Subscribe to our mailing list

* indicates required
Close

Mental Mistake Solution #4: Strategic Visualization to Improve Performance


Encouragement and mental preparation become second nature to the individual that has a firm grip on Visualization. According to the Sports Commission Committee of the Australian Government (yeah that’s a real bon-e-fide government agency!) “Imagery is one of the mental skills most used by athletes at all sporting levels. It is among the most important of the skills required for winning the mental game in sport. However, it is also one of the most misunderstood.”

Visualization is when you go through an event or activity in your mind without making any physical movements. Ideally it involves all of your senses, including sight, hearing, smell, taste, touch and movement. Click here for full article

Visualizing in sports can:

- improve your technique by imaging good technique between training sessions

- assist you to practice skills when you are too tired to physically train or when you are unable to train and want to get an edge on your competitors

- increase your competition confidence by running through your performance in your head before competing

- increase your activation levels if you are feeling lethargic.

 -calm your activation levels if you are feeling nervous or stressed.

Two Olympic Athletes, Gabby Douglas (two-time Gold Medalist who at the London 2012 Olympics became the first African-American to win the Women’s All-Around Gymnastics Title) and Michael Phelps (the most dominant Olympic athlete of all time) claim that Visualizing is one of the secrets to their success.

In 2011, Aaron Rodgers had one of the most dominating playoff games for a quarterback in NFL History.
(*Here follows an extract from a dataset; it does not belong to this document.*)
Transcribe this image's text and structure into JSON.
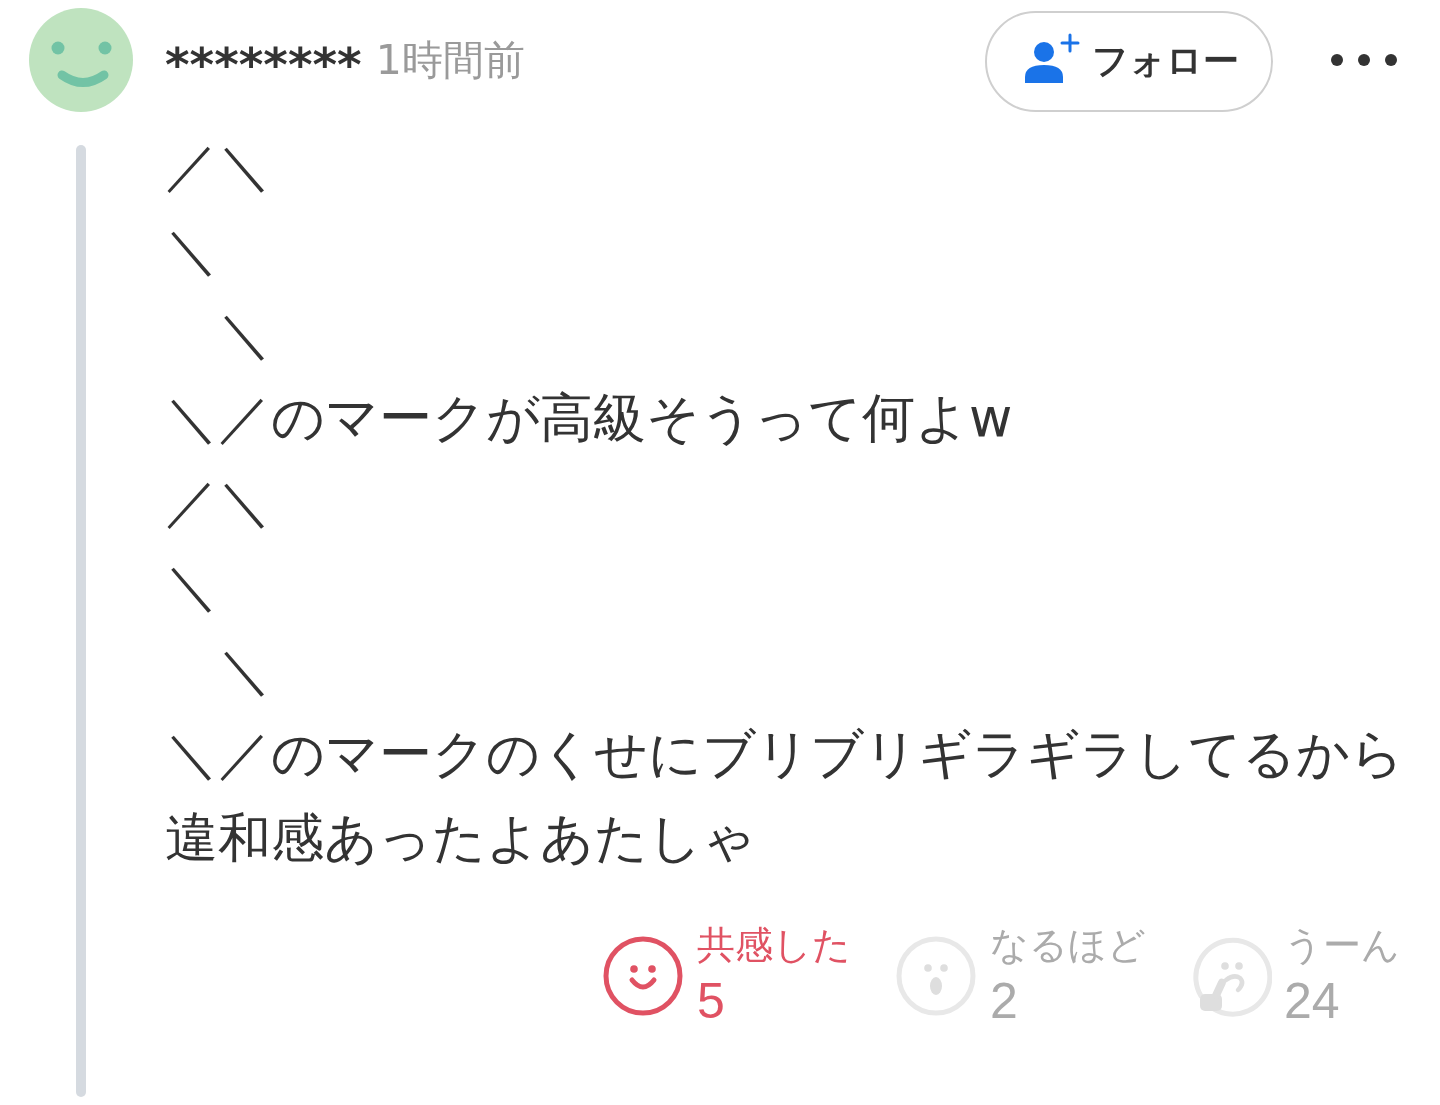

According to the 27-year-old quarterback, it was a lot more mental preparation than physical. The following is an excerpt from Bleacher Report’s Nathaniel Uy - Click Here for the Full Article.
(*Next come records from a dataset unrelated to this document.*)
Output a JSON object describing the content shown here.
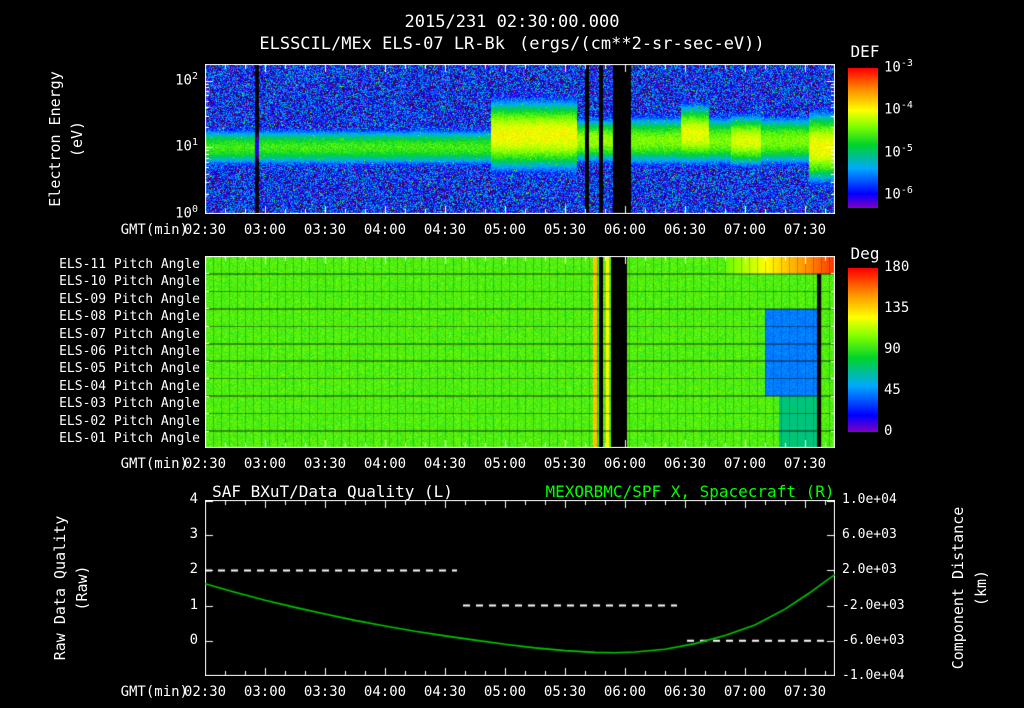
{
  "header": {
    "timestamp_title": "2015/231 02:30:00.000",
    "instrument_title": "ELSSCIL/MEx ELS-07 LR-Bk",
    "units_title": "(ergs/(cm**2-sr-sec-eV))"
  },
  "colors": {
    "background": "#000000",
    "text": "#ffffff",
    "accent_green": "#00ff00",
    "curve_green": "#00c800",
    "colormap_stops": [
      [
        0,
        "#7d00c8"
      ],
      [
        0.1,
        "#0000ff"
      ],
      [
        0.28,
        "#00aaff"
      ],
      [
        0.45,
        "#00d42d"
      ],
      [
        0.58,
        "#7dff00"
      ],
      [
        0.7,
        "#ffff00"
      ],
      [
        0.85,
        "#ff8c00"
      ],
      [
        1,
        "#ff0000"
      ]
    ]
  },
  "x_axis": {
    "label": "GMT(min)",
    "start_min": 150,
    "end_min": 465,
    "tick_interval_min": 30,
    "minor_tick_min": 10,
    "ticks": [
      "02:30",
      "03:00",
      "03:30",
      "04:00",
      "04:30",
      "05:00",
      "05:30",
      "06:00",
      "06:30",
      "07:00",
      "07:30"
    ]
  },
  "chart_data": [
    {
      "id": "electron_energy_spectrogram",
      "type": "heatmap",
      "ylabel": [
        "Electron Energy",
        "(eV)"
      ],
      "y_log_range": [
        0,
        2.25
      ],
      "y_ticks": [
        {
          "exp": "0",
          "log": 0
        },
        {
          "exp": "1",
          "log": 1
        },
        {
          "exp": "2",
          "log": 2
        }
      ],
      "colorbar": {
        "label": "DEF",
        "log_range": [
          -6.3,
          -3
        ],
        "ticks": [
          {
            "exp": "-3",
            "value": -3
          },
          {
            "exp": "-4",
            "value": -4
          },
          {
            "exp": "-5",
            "value": -5
          },
          {
            "exp": "-6",
            "value": -6
          }
        ]
      },
      "background_log": -5.9,
      "noise_amp": 0.7,
      "band_segments": [
        {
          "t": [
            150,
            293
          ],
          "center": 1.0,
          "width": 0.17,
          "peak": -4.6
        },
        {
          "t": [
            293,
            336
          ],
          "center": 1.18,
          "width": 0.3,
          "peak": -4.0
        },
        {
          "t": [
            336,
            363
          ],
          "center": 1.1,
          "width": 0.2,
          "peak": -4.3
        },
        {
          "t": [
            363,
            465
          ],
          "center": 1.1,
          "width": 0.22,
          "peak": -4.4
        }
      ],
      "bright_patches": [
        {
          "t": [
            388,
            402
          ],
          "center": 1.2,
          "width": 0.25,
          "peak": -4.05
        },
        {
          "t": [
            413,
            428
          ],
          "center": 1.1,
          "width": 0.22,
          "peak": -4.1
        },
        {
          "t": [
            452,
            465
          ],
          "center": 1.0,
          "width": 0.3,
          "peak": -4.0
        }
      ],
      "data_gaps_min": [
        [
          340,
          342
        ],
        [
          347,
          349
        ],
        [
          354,
          363
        ]
      ],
      "artifact_min": [
        175,
        177
      ]
    },
    {
      "id": "pitch_angle_panels",
      "type": "heatmap",
      "rows": [
        "ELS-11 Pitch Angle",
        "ELS-10 Pitch Angle",
        "ELS-09 Pitch Angle",
        "ELS-08 Pitch Angle",
        "ELS-07 Pitch Angle",
        "ELS-06 Pitch Angle",
        "ELS-05 Pitch Angle",
        "ELS-04 Pitch Angle",
        "ELS-03 Pitch Angle",
        "ELS-02 Pitch Angle",
        "ELS-01 Pitch Angle"
      ],
      "colorbar": {
        "label": "Deg",
        "range": [
          0,
          180
        ],
        "ticks": [
          180,
          135,
          90,
          45,
          0
        ]
      },
      "base_deg": 96,
      "noise_deg": 7,
      "features": [
        {
          "kind": "column",
          "t": [
            344,
            346
          ],
          "deg": 140
        },
        {
          "kind": "column",
          "t": [
            347,
            349
          ],
          "deg": null
        },
        {
          "kind": "column",
          "t": [
            350,
            352
          ],
          "deg": 128
        },
        {
          "kind": "column",
          "t": [
            353,
            361
          ],
          "deg": null
        },
        {
          "kind": "block",
          "rows": [
            3,
            7
          ],
          "t": [
            430,
            456
          ],
          "deg": 42
        },
        {
          "kind": "block",
          "rows": [
            8,
            10
          ],
          "t": [
            437,
            456
          ],
          "deg": 70
        },
        {
          "kind": "column",
          "t": [
            456,
            458
          ],
          "deg": null
        },
        {
          "kind": "ramp",
          "rows": [
            0,
            0
          ],
          "t": [
            410,
            465
          ],
          "deg_from": 100,
          "deg_to": 170
        }
      ]
    },
    {
      "id": "quality_and_distance",
      "type": "line",
      "title_left": "SAF_BXuT/Data Quality (L)",
      "title_right": "MEXORBMC/SPF X, Spacecraft (R)",
      "ylabel_left": [
        "Raw Data Quality",
        "(Raw)"
      ],
      "ylabel_right": [
        "Component Distance",
        "(km)"
      ],
      "y_left_range": [
        -1,
        4
      ],
      "y_left_ticks": [
        4,
        3,
        2,
        1,
        0
      ],
      "y_right_ticks": [
        "1.0e+04",
        "6.0e+03",
        "2.0e+03",
        "-2.0e+03",
        "-6.0e+03",
        "-1.0e+04"
      ],
      "quality_segments": [
        {
          "t": [
            150,
            276
          ],
          "value": 2
        },
        {
          "t": [
            279,
            386
          ],
          "value": 1
        },
        {
          "t": [
            391,
            462
          ],
          "value": 0
        }
      ],
      "distance_curve": {
        "t_min": [
          150,
          165,
          180,
          195,
          210,
          225,
          240,
          255,
          270,
          285,
          300,
          315,
          330,
          345,
          355,
          365,
          380,
          395,
          410,
          425,
          440,
          452,
          460,
          465
        ],
        "value_left": [
          1.62,
          1.38,
          1.15,
          0.95,
          0.76,
          0.58,
          0.42,
          0.27,
          0.14,
          0.02,
          -0.1,
          -0.2,
          -0.28,
          -0.33,
          -0.34,
          -0.32,
          -0.24,
          -0.08,
          0.15,
          0.45,
          0.9,
          1.35,
          1.68,
          1.88
        ]
      }
    }
  ]
}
"In the sixth grade, a coach taught us about the importance of visualization, when I'm in a meeting, watching film or laying in bed before I go to sleep, I always visualize making those plays.

"A lot of those plays I made in the game, I had thought about. As I laid on the couch, I visualized making them."

"It wasn't like I surprised myself," Rodgers said. "I was surprised by the ability to be as accurate as I was on the run at times. But the plays I made in the pocket where I was able to avoid sacks, I visualized the majority before I made them."

Most of us will never play in a playoff game for a NFL team, do multiple backflips for Olympic judges, swim like Phelps, or work for the government in sports related activities, but visualization and mental rehearsal can play a significant role in your everyday life.

If you were to search on how to best Visualize your goals you will get a large assortment of weird to just plain dumb strategies. I recommend you stay away from the “experts” that are giving you the so-called steps for success. There really is no perfect way to visualize or go through mental rehearsal, however it can be a useful strategy when applied to your individual preference. My encouragement for you is to just try it.

Use Visualization Before:

A big speech

A meeting

A presentation

A job interview

An important phone call

An athletic performance

An anticipated teaching moment

Overcoming a weakness

Practice Visualization:

In silence

With music

With no music

In darkness

In the light

For short periods of time (a few seconds, a few minutes)

For long periods of time (10-15 minutes)

Always:

Stay positive

Visualize the best possible outcome

Stay focused on the goal/situation

Avoid distractions

Experience victory mentally before you do physically. How did you envision the final outcome? Check your expectations and begin to dream. See your dreams become realities inside your mind’s eye before they really happen.

Have you had any experiences with visualization? Do you find it helpful? Either way, leave a comment below.